In this devotee-period I began to read whatever histories of SF. fantasy and horror were available at my local library. In one of those works-- I no longer remember which-- I encountered the assertion that the appeal of science fiction was its simultaneous capacity for "wonder and terror."  

I don't imagine that this work-- probably something published in the 1960s-- was the first to use these tandem terms. But I've never forgotten how the conjoined words resonated with me, though of course I did not feel that their appeal was confined only to one form of metaphenomenal fiction.

Fast-forward to the near present. In this 2013 essay I formulated my terms for the types of emotional affects that accompany the experience of the sublime. For all works of "the marvelous"-- that is, works that stimulate the "anti-real sublime"-- I said that henceforth I'd term the sympathetic affect "exaltation" and the antipathetic affect "awe"-- the latter derived from Rudolf Otto and the former from my reaction against Otto's one-sided hermeneutics.  But I have to admit that these two states of mind can shade into one another rather easily, and it's difficult to invoke Otto's hermeneutics every time I invoke the affects.

Thus, for this essay and at least the next few, I'm substituting "wonder" for "exaltation" and "terror" for "awe."

So for my trinity of sympathetic affects, each of which is responsive to the phenomenality of the work involved, are now FEAR // DREAD // TERROR.

And my trinity of antipathetic affects are now ADMIRATION // FASCINATION // WONDER.

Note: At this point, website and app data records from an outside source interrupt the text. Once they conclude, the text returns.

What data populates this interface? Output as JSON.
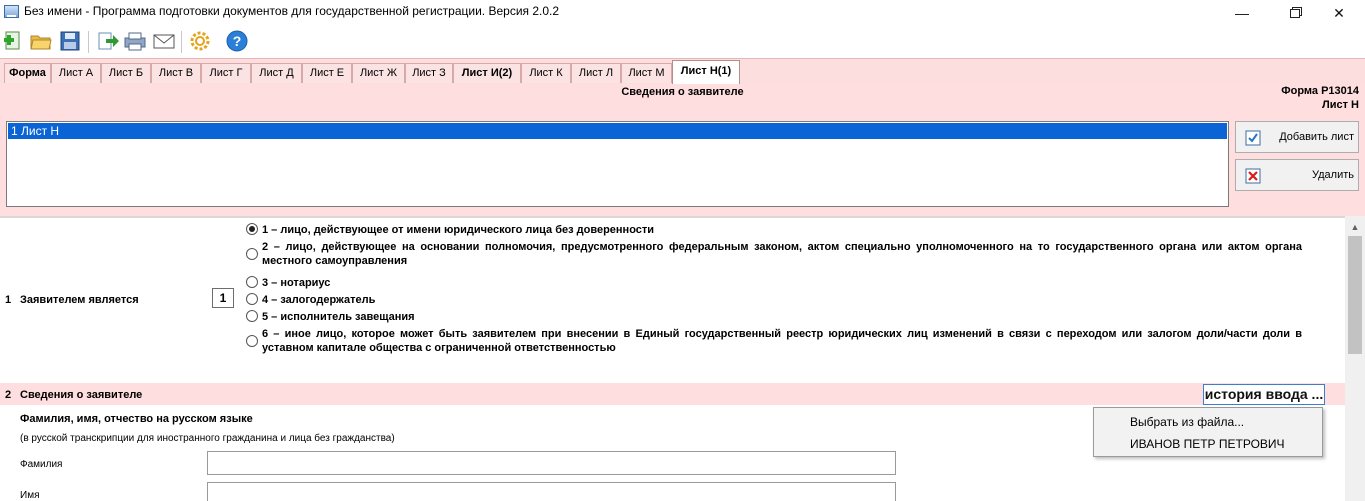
{
  "window": {
    "title": "Без имени - Программа подготовки документов для государственной регистрации. Версия 2.0.2",
    "minimize": "—",
    "close": "✕"
  },
  "toolbar": {
    "icons": [
      "new-document-icon",
      "open-folder-icon",
      "save-icon",
      "export-icon",
      "print-icon",
      "mail-icon",
      "settings-icon",
      "help-icon"
    ]
  },
  "tabs": [
    {
      "label": "Форма",
      "bold": true
    },
    {
      "label": "Лист А"
    },
    {
      "label": "Лист Б"
    },
    {
      "label": "Лист В"
    },
    {
      "label": "Лист Г"
    },
    {
      "label": "Лист Д"
    },
    {
      "label": "Лист Е"
    },
    {
      "label": "Лист Ж"
    },
    {
      "label": "Лист З"
    },
    {
      "label": "Лист И(2)",
      "bold": true
    },
    {
      "label": "Лист К"
    },
    {
      "label": "Лист Л"
    },
    {
      "label": "Лист М"
    },
    {
      "label": "Лист Н(1)",
      "active": true
    }
  ],
  "header": {
    "heading": "Сведения о заявителе",
    "form_code": "Форма Р13014",
    "sheet_code": "Лист Н"
  },
  "sheet_list": {
    "items": [
      "1 Лист Н"
    ],
    "add_button": "Добавить лист",
    "delete_button": "Удалить"
  },
  "section1": {
    "number": "1",
    "label": "Заявителем является",
    "code_value": "1",
    "options": [
      {
        "text": "1 – лицо, действующее от имени юридического лица без доверенности",
        "selected": true
      },
      {
        "text": "2 – лицо, действующее на основании полномочия, предусмотренного федеральным законом, актом специально уполномоченного на то государственного органа или актом органа местного самоуправления",
        "selected": false
      },
      {
        "text": "3 – нотариус",
        "selected": false
      },
      {
        "text": "4 – залогодержатель",
        "selected": false
      },
      {
        "text": "5 – исполнитель завещания",
        "selected": false
      },
      {
        "text": "6 – иное лицо, которое может быть заявителем при внесении в Единый государственный реестр юридических лиц изменений в связи с переходом или залогом доли/части доли в уставном капитале общества с ограниченной ответственностью",
        "selected": false
      }
    ]
  },
  "section2": {
    "number": "2",
    "label": "Сведения о заявителе",
    "history_button": "история ввода ...",
    "fio_title": "Фамилия, имя, отчество на русском языке",
    "fio_hint": "(в русской транскрипции для иностранного гражданина и лица без гражданства)",
    "surname_label": "Фамилия",
    "surname_value": "",
    "name_label": "Имя",
    "name_value": ""
  },
  "history_menu": {
    "items": [
      "Выбрать из файла...",
      "ИВАНОВ ПЕТР ПЕТРОВИЧ"
    ]
  },
  "colors": {
    "pink_panel": "#fedede",
    "selection": "#0a64d6"
  }
}
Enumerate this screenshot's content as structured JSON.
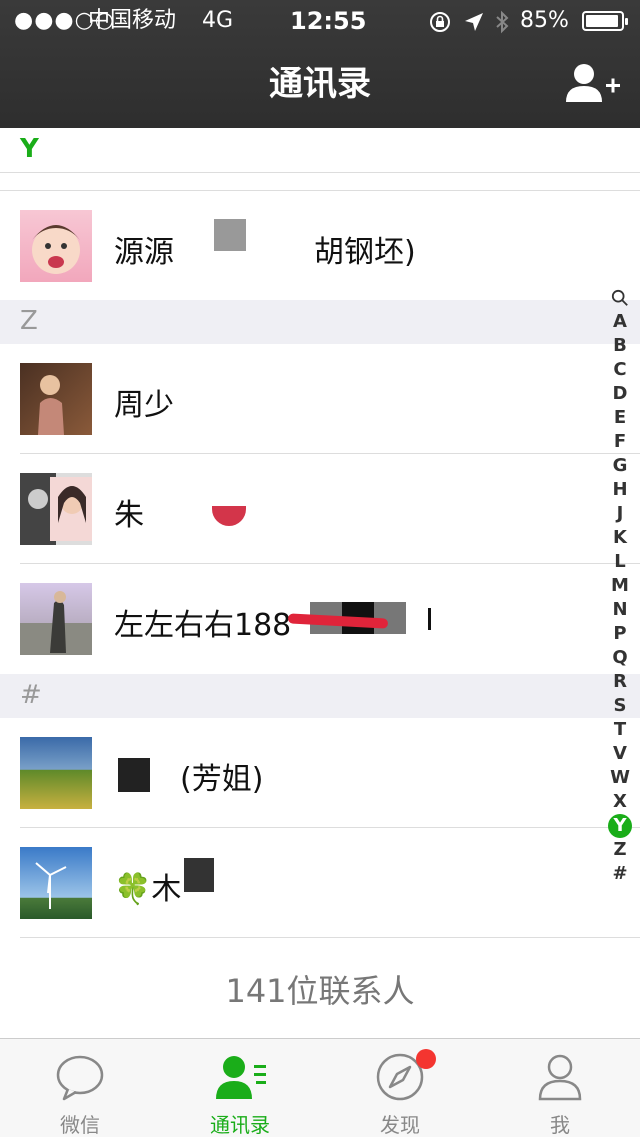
{
  "status_bar": {
    "signal": "●●●○○",
    "carrier": "中国移动",
    "network": "4G",
    "time": "12:55",
    "battery": "85%"
  },
  "header": {
    "title": "通讯录"
  },
  "sections": [
    {
      "letter": "Y",
      "contacts": [
        {
          "name": "源源",
          "name_tail": "胡钢坯)"
        }
      ]
    },
    {
      "letter": "Z",
      "contacts": [
        {
          "name": "周少"
        },
        {
          "name": "朱"
        },
        {
          "name": "左左右右188"
        }
      ]
    },
    {
      "letter": "#",
      "contacts": [
        {
          "name": "(芳姐)"
        },
        {
          "name": "🍀木"
        }
      ]
    }
  ],
  "index_bar": [
    "Q",
    "A",
    "B",
    "C",
    "D",
    "E",
    "F",
    "G",
    "H",
    "J",
    "K",
    "L",
    "M",
    "N",
    "P",
    "Q",
    "R",
    "S",
    "T",
    "V",
    "W",
    "X",
    "Y",
    "Z",
    "#"
  ],
  "index_active": "Y",
  "footer": {
    "count_text": "141位联系人"
  },
  "tabs": [
    {
      "label": "微信",
      "icon": "chat-bubble-icon"
    },
    {
      "label": "通讯录",
      "icon": "contacts-icon",
      "active": true
    },
    {
      "label": "发现",
      "icon": "compass-icon",
      "badge": true
    },
    {
      "label": "我",
      "icon": "person-icon"
    }
  ],
  "colors": {
    "accent": "#1aad19",
    "header_bg": "#2e2e2e",
    "badge": "#f43530"
  }
}
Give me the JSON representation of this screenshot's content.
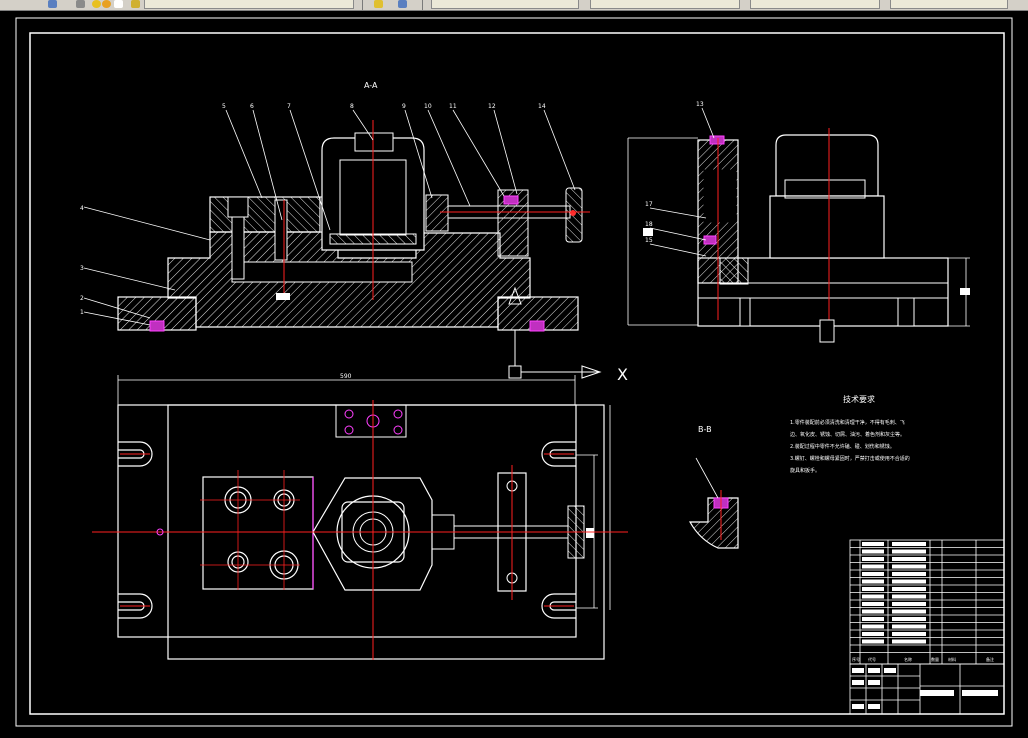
{
  "toolbar": {
    "left_file_label": "",
    "layout_label": "",
    "style_labels": [
      "",
      "",
      ""
    ],
    "search_label": ""
  },
  "drawing": {
    "section_aa_label": "A-A",
    "section_bb_label": "B-B",
    "axis_x_label": "X",
    "overall_width_dim": "590",
    "part_numbers": [
      "5",
      "6",
      "7",
      "8",
      "9",
      "10",
      "11",
      "12",
      "14",
      "4",
      "3",
      "2",
      "1"
    ],
    "side_part_numbers": [
      "13",
      "17",
      "18",
      "15"
    ],
    "tech_title": "技术要求",
    "tech_lines": [
      "1.零件装配前必须清洗和清理干净，不得有毛刺、飞",
      "边、氧化皮、锈蚀、切屑、油污、着色剂和灰尘等。",
      "2.装配过程中零件不允许磕、碰、划伤和锈蚀。",
      "3.螺钉、螺栓和螺母紧固时，严禁打击或使用不合适的",
      "旋具和扳手。"
    ],
    "title_block_cells": [
      "序号",
      "代号",
      "名称",
      "数量",
      "材料",
      "备注"
    ]
  },
  "colors": {
    "background": "#000000",
    "line_white": "#ffffff",
    "center_red": "#ff2020",
    "magenta": "#ff40ff",
    "toolbar_gray": "#d4d0c8"
  }
}
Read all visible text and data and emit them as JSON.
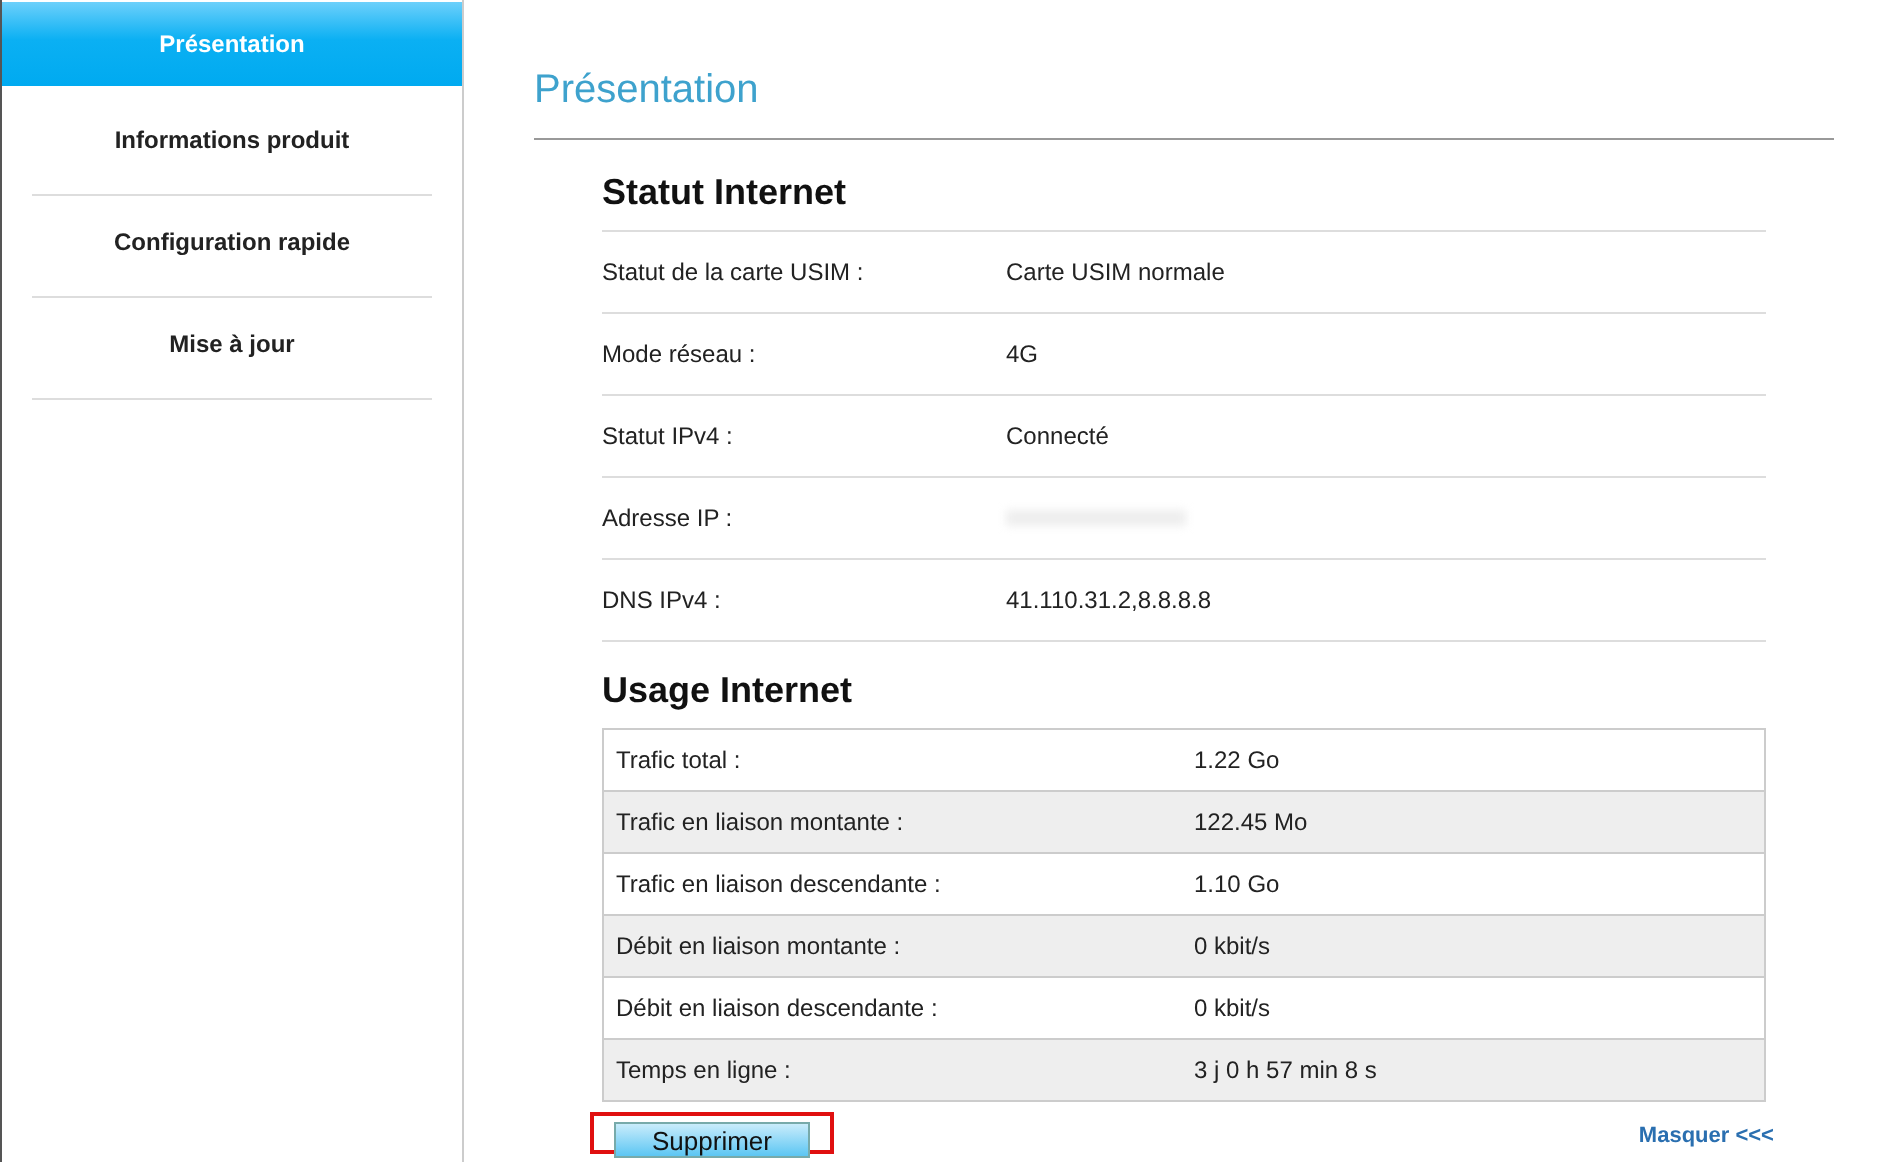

On a quick side-note I'm moved to observe that at least one writer, Anne Radcliffe, viewed "terror" as a faculty which "expands the soul and awakens the faculties to a high degree of life," as opposed to the contractive effect of "horror." Interestingly, in the passage from Radcliffe's work reprinted here, she makes a number of references to Edmund Burke's work on the sublime-- which I may attempt to address in more detail later on.